Temporarily Disabled: My 6 Weeks in a BootReading Time: 4 minutes
“I think I broke something,” I said calmly as I (not-so-gracefully) exited the Uber SUV.
My friends and I were returning from a Halloween party in the wee hours of Saturday and, while climbing from the back row of the truck, missed the top step and twisted my ankle. Like really twisted it. And yeah, I was wearing high-heeled boots rather than my sensible Doc Martens, but don’t blame the victim.
No one believed me, but every step and toss and turn in my bed was excruciating.
After a visit to Urgent Care on Sunday (where I was told it was merely sprained and given a low boot and crutches). I rested, iced, compressed, and elevated. I decided to seek out a specialist on Monday. I saw the images with my own eyes. A clean break on each side of my ankle. I was given an even bigger boot, a recommendation for a CT scan, and many many instructions.
Sitting in the office, I quickly ran through in my head all my work and personal obligations for the week ahead. And, ironically, I had just written a column about “rapid reflexes” for Thrive Global.
Because writing can be both inspirational to others and a form of self-therapy, I decided to chronicle the six weeks of my experience as a temporarily disabled person and the healing/growth process. Originally, it was just a private journal. But then I figured, what the hell!
I titled it “The Wild and Weird Adventures of Scooter Girl.”
Because I had just dubbed November my month of Gratitude, I’m deeply grateful for all my friends who have been helping me out and for the fact that my injury wasn’t worse.
So, here we go…
Installment 1: The Fall Before the Fall
I love a good challenge.
But I wasn’t expecting to start the holiday season with my right foot in a high air cast, a pair of crutches, and what they call a “knee scooter.”
The universe must have tossed this badly broken ankle at me for some reason, such as:
- I need to re-boot (pun intended) and sit still for a while
- Figuring out who my true friends are is vital at this stage of my life
- I had lost appreciation for the simple things in life (like my health)
- The lesson that “high heels are usually not a great idea for me” had not yet been learned
- My Medicare benefits hadn’t been fully utilized in 2021
So, here I am.
Sitting in my apartment in the aforementioned air cast, awaiting my scooter delivery.
I was able to navigate the shower this AM, so at least I don’t smell and my hair will look better.

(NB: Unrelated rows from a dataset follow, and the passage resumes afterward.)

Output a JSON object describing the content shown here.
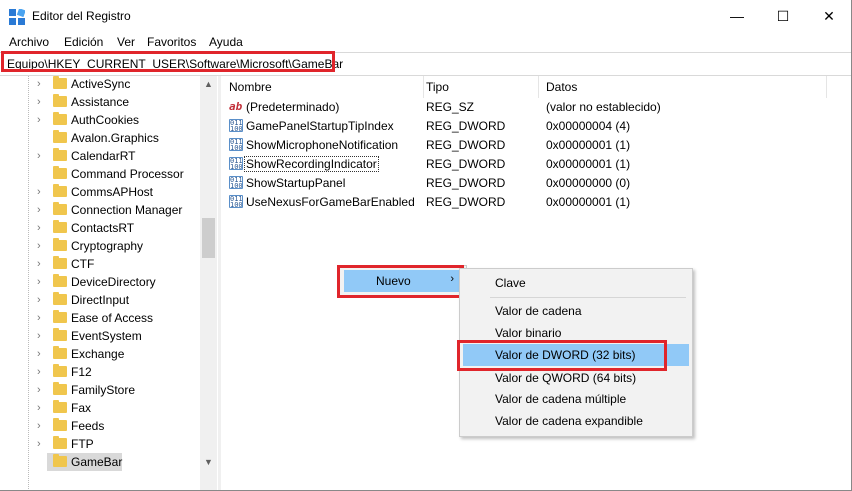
{
  "window": {
    "title": "Editor del Registro",
    "controls": {
      "minimize": "—",
      "maximize": "☐",
      "close": "✕"
    }
  },
  "menu": [
    "Archivo",
    "Edición",
    "Ver",
    "Favoritos",
    "Ayuda"
  ],
  "address": "Equipo\\HKEY_CURRENT_USER\\Software\\Microsoft\\GameBar",
  "tree": {
    "items": [
      {
        "label": "ActiveSync",
        "expandable": true
      },
      {
        "label": "Assistance",
        "expandable": true
      },
      {
        "label": "AuthCookies",
        "expandable": true
      },
      {
        "label": "Avalon.Graphics",
        "expandable": false
      },
      {
        "label": "CalendarRT",
        "expandable": true
      },
      {
        "label": "Command Processor",
        "expandable": false
      },
      {
        "label": "CommsAPHost",
        "expandable": true
      },
      {
        "label": "Connection Manager",
        "expandable": true
      },
      {
        "label": "ContactsRT",
        "expandable": true
      },
      {
        "label": "Cryptography",
        "expandable": true
      },
      {
        "label": "CTF",
        "expandable": true
      },
      {
        "label": "DeviceDirectory",
        "expandable": true
      },
      {
        "label": "DirectInput",
        "expandable": true
      },
      {
        "label": "Ease of Access",
        "expandable": true
      },
      {
        "label": "EventSystem",
        "expandable": true
      },
      {
        "label": "Exchange",
        "expandable": true
      },
      {
        "label": "F12",
        "expandable": true
      },
      {
        "label": "FamilyStore",
        "expandable": true
      },
      {
        "label": "Fax",
        "expandable": true
      },
      {
        "label": "Feeds",
        "expandable": true
      },
      {
        "label": "FTP",
        "expandable": true
      },
      {
        "label": "GameBar",
        "expandable": false,
        "selected": true
      }
    ]
  },
  "list": {
    "columns": {
      "name": "Nombre",
      "type": "Tipo",
      "data": "Datos"
    },
    "rows": [
      {
        "icon": "ab",
        "name": "(Predeterminado)",
        "type": "REG_SZ",
        "data": "(valor no establecido)"
      },
      {
        "icon": "bin",
        "name": "GamePanelStartupTipIndex",
        "type": "REG_DWORD",
        "data": "0x00000004 (4)"
      },
      {
        "icon": "bin",
        "name": "ShowMicrophoneNotification",
        "type": "REG_DWORD",
        "data": "0x00000001 (1)"
      },
      {
        "icon": "bin",
        "name": "ShowRecordingIndicator",
        "type": "REG_DWORD",
        "data": "0x00000001 (1)",
        "focused": true
      },
      {
        "icon": "bin",
        "name": "ShowStartupPanel",
        "type": "REG_DWORD",
        "data": "0x00000000 (0)"
      },
      {
        "icon": "bin",
        "name": "UseNexusForGameBarEnabled",
        "type": "REG_DWORD",
        "data": "0x00000001 (1)"
      }
    ]
  },
  "context_menu": {
    "nuevo_label": "Nuevo",
    "submenu": {
      "clave": "Clave",
      "cadena": "Valor de cadena",
      "binario": "Valor binario",
      "dword": "Valor de DWORD (32 bits)",
      "qword": "Valor de QWORD (64 bits)",
      "multi": "Valor de cadena múltiple",
      "expandible": "Valor de cadena expandible"
    }
  },
  "colors": {
    "highlight_box": "#e0252b",
    "menu_hover": "#91c9f7",
    "folder": "#f0c64d"
  }
}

No one likes a physically-challenged woman with dirty and disheveled hair.
And I have tentative plans to try out my new scooter for happy hour across the street.
Nothing can keep a scooter girl in the corner. But I will be VERY careful over the next six weeks.

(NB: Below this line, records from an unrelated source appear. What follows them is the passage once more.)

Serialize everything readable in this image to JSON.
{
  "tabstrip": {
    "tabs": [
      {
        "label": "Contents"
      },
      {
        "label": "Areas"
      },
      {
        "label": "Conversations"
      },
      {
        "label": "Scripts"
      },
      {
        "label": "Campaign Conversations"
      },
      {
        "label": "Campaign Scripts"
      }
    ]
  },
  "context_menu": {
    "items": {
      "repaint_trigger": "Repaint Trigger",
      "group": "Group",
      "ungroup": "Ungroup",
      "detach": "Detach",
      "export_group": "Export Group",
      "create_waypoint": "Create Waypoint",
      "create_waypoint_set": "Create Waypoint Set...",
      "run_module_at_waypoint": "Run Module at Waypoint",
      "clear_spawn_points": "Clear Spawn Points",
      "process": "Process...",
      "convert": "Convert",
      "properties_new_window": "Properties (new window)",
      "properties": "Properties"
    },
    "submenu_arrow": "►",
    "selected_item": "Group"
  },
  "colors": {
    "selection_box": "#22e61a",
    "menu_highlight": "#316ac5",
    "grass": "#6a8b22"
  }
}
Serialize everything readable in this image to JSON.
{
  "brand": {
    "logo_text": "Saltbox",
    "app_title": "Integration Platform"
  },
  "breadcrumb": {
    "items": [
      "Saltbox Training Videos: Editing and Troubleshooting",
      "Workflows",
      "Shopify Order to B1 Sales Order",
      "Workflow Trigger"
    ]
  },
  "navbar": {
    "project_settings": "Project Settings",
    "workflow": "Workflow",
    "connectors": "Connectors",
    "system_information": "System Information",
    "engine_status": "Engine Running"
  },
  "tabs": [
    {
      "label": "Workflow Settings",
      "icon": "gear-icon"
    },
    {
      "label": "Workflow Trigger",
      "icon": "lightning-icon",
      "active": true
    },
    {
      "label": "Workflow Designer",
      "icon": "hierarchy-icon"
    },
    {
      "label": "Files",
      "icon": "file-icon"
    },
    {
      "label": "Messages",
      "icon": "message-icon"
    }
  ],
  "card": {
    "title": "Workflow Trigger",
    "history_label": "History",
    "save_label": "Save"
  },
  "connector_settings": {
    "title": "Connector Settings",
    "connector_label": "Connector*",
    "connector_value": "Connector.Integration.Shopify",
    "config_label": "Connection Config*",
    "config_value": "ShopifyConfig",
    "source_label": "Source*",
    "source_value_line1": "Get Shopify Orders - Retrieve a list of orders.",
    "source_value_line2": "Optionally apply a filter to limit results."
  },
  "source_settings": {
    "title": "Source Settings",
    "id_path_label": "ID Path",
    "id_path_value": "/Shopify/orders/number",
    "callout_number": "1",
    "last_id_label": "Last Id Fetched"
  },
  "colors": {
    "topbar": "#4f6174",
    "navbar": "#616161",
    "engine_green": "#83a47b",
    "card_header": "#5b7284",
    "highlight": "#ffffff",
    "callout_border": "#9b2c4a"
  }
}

Installment 2: Not-so-Kinky Boot
I ended up returning the scooter because it was big and clunky and made me feel like an invalid (invalidated?) Iordered a lightweight lime green one from Amazon, along with accessories (memory foam seat and basket…I didn’t see streamers and a bell). Blessings, Bezos!
Although I’m joking on the outside, I’m aching on the inside (literally). I ventured out to an event yesterday and am paying the price. My new insights:
- Some bathrooms for the disabled are as far away from the entrance as possible, which makes no sense to me. But I’m digging that rail on the side to prevent slip and falls.
- Most people are genuinely concerned and helpful when they see someone who can’t walk. I may leave the boot on for the rest of the year, so my colleagues will give me rides and bring me coffee.
- Many activities CAN be done without a foot, including:
- Watching Netflix (although I do way too much of that)
- Learning new stuff online (ditto)
- Talking to friends on the phone
- Addressing holiday cards (which will be done WAY early this year, although I’ll have to figure out the stamp and mailing thing)
I may hire a short-term personal assistant this month, but that seems kinda bougie. I’ve been surfing Care.com for candidates. I keep thinking about Kramerica.
Installment 3: Reality Sinks In
Learning to live with a disability (even if it’s for a mere six weeks) is clearly a process.
Shock, pain, acceptance, distraction as a result of the outpouring of sympathy (and the purchase of medical supplies), then annoyance. I am now in the middle of phase 5 (i.e., annoyance).
I would give anything at this point for one good night of bootless sleep. But my respite is getting easier each day. I’m hoping the results of my CT scan will allow me to sleep in a sock-like thing rather than Frankensteinian footwear
Speaking of immobilization in bed, the ice splint cometh! I saw my foot for the first time in two days, and the technicolor bruising was kinda scary. So, I’ve gotten better about the icing process, even teaching my Amazon Echo to time the sessions.
I went out with some girlfriends for dinner last night and discovered that the boot is a good conversation starter and, oddly, a man magnet. Weird.
Getting dressed up and socializing was so good for my heart, soul, and head. Feeling like a person and not a patient will aid my recovery.
To be continued…